There are two temples at Cumae which have been associated with Apollo, an upper one and a lower one.
The latter, which is the one your question appears to refer to, is the more definitely identified but there is no established early date as "facts and finds are deficient". The earliest likely date would appear to be late 6th century BC.
Map source: Raymond V. Schoder, Ancient Cumae in Scientific American
Vol. 209, No. 6 (December 1963), p. 112
On the construction,
The oldest phase of the temple, in light of the research conducted so
far, dates back to the end of the 6th century BC: its base is made of
square blocks of tuff.
Although there is no physical evidence that it was dedicated to Apollo at this time, it seems to be generally accepted by scholars that the dedication dates from this time or perhaps several decades later. There was further construction during the 5th century and major reconstruction was done during the time of Augustus (the temple itself was demolished). Later, it was turned into a Christian basilica. Consequently,
Many questions bedevil the interpretation of finds, of construction
periods, orientation, and associated cult buildings....
In a review of Cuma e il suo parco archeologico. Un territorio e le sue testimonianze (1996), A. G. McKay notes that the authors devote 20 pages to the lower temple, and summarizes the Apolline cult and sanctuary as follows:
suggests that the cults of Apollo, Demeter and Hera dawned with the
Euboean settlement*(1)*. However, finds recovered from a votive deposit, along with
a 7th century ВС bronze oracular disk (103), suggest that Hera may
have had priority at Cumae....If true, and facts and finds are
deficient, Apollo's primacy was probably indebted to Delphic (or
Delian?) influence and to Aristodemus (2), Cumae's 6th century tyrant.
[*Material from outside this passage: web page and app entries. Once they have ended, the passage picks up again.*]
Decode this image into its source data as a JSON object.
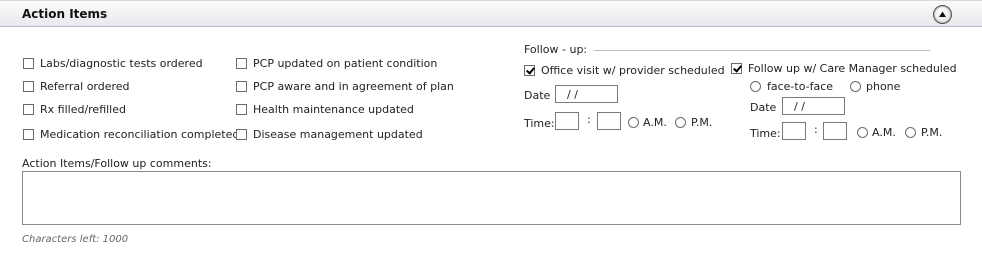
{
  "header": {
    "title": "Action Items"
  },
  "left_checks": [
    {
      "label": "Labs/diagnostic tests ordered",
      "checked": false
    },
    {
      "label": "Referral ordered",
      "checked": false
    },
    {
      "label": "Rx filled/refilled",
      "checked": false
    },
    {
      "label": "Medication reconciliation completed",
      "checked": false
    }
  ],
  "mid_checks": [
    {
      "label": "PCP updated on patient condition",
      "checked": false
    },
    {
      "label": "PCP aware and in agreement of plan",
      "checked": false
    },
    {
      "label": "Health maintenance updated",
      "checked": false
    },
    {
      "label": "Disease management updated",
      "checked": false
    }
  ],
  "followup": {
    "heading": "Follow - up:",
    "office": {
      "label": "Office visit w/ provider scheduled",
      "checked": true,
      "date_label": "Date",
      "date_value": "  / /",
      "time_label": "Time:",
      "time_sep": ":",
      "am": "A.M.",
      "pm": "P.M."
    },
    "care_manager": {
      "label": "Follow up w/ Care Manager scheduled",
      "checked": true,
      "mode_face": "face-to-face",
      "mode_phone": "phone",
      "date_label": "Date",
      "date_value": "  / /",
      "time_label": "Time:",
      "time_sep": ":",
      "am": "A.M.",
      "pm": "P.M."
    }
  },
  "comments": {
    "label": "Action Items/Follow up comments:",
    "value": "",
    "chars_left": "Characters left: 1000"
  }
}
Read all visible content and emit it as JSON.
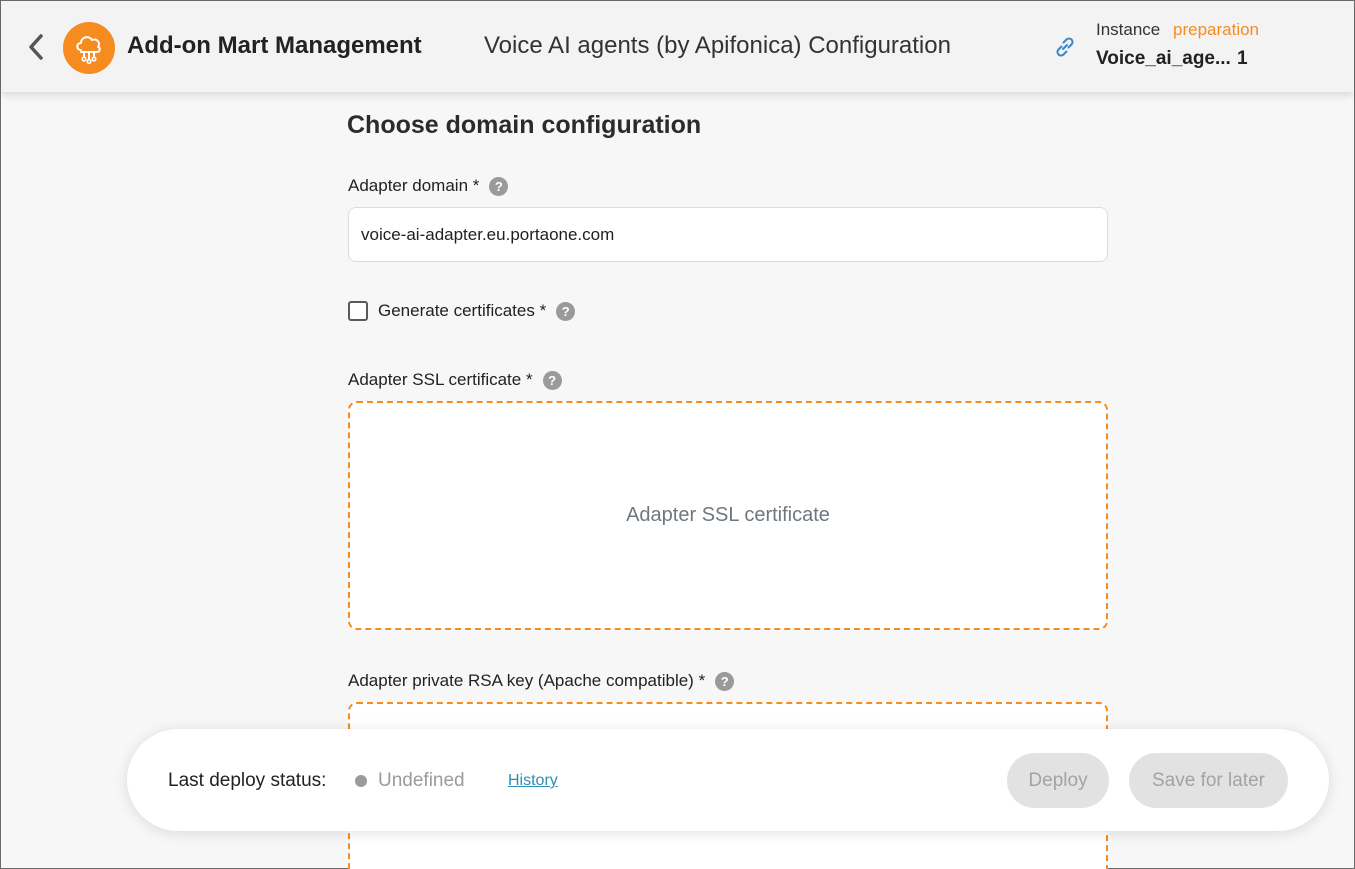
{
  "header": {
    "back_icon": "chevron-left-icon",
    "logo_icon": "cloud-network-icon",
    "logo_color": "#f68b1f",
    "app_title": "Add-on Mart Management",
    "page_subtitle": "Voice AI agents (by Apifonica) Configuration",
    "link_icon": "link-icon",
    "instance_label": "Instance",
    "instance_status": "preparation",
    "instance_name": "Voice_ai_age...",
    "instance_count": "1"
  },
  "form": {
    "section_title": "Choose domain configuration",
    "adapter_domain": {
      "label": "Adapter domain *",
      "value": "voice-ai-adapter.eu.portaone.com"
    },
    "generate_certificates": {
      "label": "Generate certificates *",
      "checked": false
    },
    "ssl_certificate": {
      "label": "Adapter SSL certificate *",
      "placeholder": "Adapter SSL certificate"
    },
    "rsa_key": {
      "label": "Adapter private RSA key (Apache compatible) *"
    },
    "help_glyph": "?"
  },
  "footer": {
    "deploy_status_label": "Last deploy status:",
    "deploy_status_value": "Undefined",
    "history_link": "History",
    "deploy_button": "Deploy",
    "save_button": "Save for later"
  }
}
De Jorio' s find of a Roman dedicatory base in 1818 identified the Apollo temple.
Note 1: The author dates the founding of the colony to circa. 730 BC.
Note 2: Aristodemus c. 550 – c. 490 BC
That there was construction work done on the temple at the time of Aristodemus is tentatively confirmed by the style of a fragment of a clay statue which has been dated to the mid to late 6th century.
On the upper temple, McKay's review states:
The "Temple of Jove"...(but Temple of
Apollo" would be a reasonable alternative) on the upper terrace.
Excavated between 1924 and 1932, the 6th century ВС temple, oriented
east-west, proved to be a long narrow sekos, with adyton, and with
painted terracotta revetments. The Greek building was probably
dismantled during the Samnite era.
There does not appear to be any physical evidence saying to whom this temple was dedicated. The reference by Virgil to two sites for Apollo, one high and one low, has seemingly lead some scholars to suggest that the (higher) temple previously attributed to Jupiter may in fact have been for Apollo.
On the temple of Apollo in Oscan Cumae c. 421-338, when the city was captured
Cumae suddenly ceased to be a Greek city at all; it became Campanian
in government, language, customs and population, although many Greek
women remained and most of the Greek buildings survived. A new Samnite
temple was built at the foot of the acropolis. An Oscan inscription
survives from the temple of Apollo above the Sibyl's cave, showing
that the Greek cult was to some extent retained.